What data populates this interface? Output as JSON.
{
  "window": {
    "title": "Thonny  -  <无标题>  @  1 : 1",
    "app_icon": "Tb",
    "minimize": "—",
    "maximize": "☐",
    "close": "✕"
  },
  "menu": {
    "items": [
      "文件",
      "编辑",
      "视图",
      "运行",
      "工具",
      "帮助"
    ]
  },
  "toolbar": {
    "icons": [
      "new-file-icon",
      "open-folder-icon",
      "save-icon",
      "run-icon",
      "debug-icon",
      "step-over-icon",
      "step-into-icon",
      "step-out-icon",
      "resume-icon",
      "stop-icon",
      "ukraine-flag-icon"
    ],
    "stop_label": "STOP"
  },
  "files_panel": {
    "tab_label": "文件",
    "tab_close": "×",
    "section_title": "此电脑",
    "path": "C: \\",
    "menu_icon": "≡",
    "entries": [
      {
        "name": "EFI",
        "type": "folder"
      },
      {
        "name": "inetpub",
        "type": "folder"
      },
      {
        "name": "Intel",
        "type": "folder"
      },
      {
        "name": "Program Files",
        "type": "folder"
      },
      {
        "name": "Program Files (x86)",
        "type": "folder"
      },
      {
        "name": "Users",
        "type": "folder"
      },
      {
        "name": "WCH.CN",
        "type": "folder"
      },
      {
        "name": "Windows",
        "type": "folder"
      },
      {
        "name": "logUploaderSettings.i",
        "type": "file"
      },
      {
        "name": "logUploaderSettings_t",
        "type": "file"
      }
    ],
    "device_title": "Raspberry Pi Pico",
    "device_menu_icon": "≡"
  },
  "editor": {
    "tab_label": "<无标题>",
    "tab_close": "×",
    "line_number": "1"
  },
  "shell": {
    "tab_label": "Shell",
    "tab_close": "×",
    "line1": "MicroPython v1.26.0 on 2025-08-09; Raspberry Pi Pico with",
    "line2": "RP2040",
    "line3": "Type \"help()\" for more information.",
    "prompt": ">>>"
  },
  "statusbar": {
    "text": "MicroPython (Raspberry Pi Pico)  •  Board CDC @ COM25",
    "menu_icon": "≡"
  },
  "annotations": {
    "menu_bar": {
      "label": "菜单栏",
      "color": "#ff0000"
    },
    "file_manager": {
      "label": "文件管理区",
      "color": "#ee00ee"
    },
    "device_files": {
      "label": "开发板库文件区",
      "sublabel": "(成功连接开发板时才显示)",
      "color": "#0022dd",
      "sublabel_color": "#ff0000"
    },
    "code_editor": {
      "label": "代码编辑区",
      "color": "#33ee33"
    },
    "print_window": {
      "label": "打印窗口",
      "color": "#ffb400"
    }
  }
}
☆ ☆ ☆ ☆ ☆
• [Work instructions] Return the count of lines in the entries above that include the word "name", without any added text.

• [Solution to the problem] 10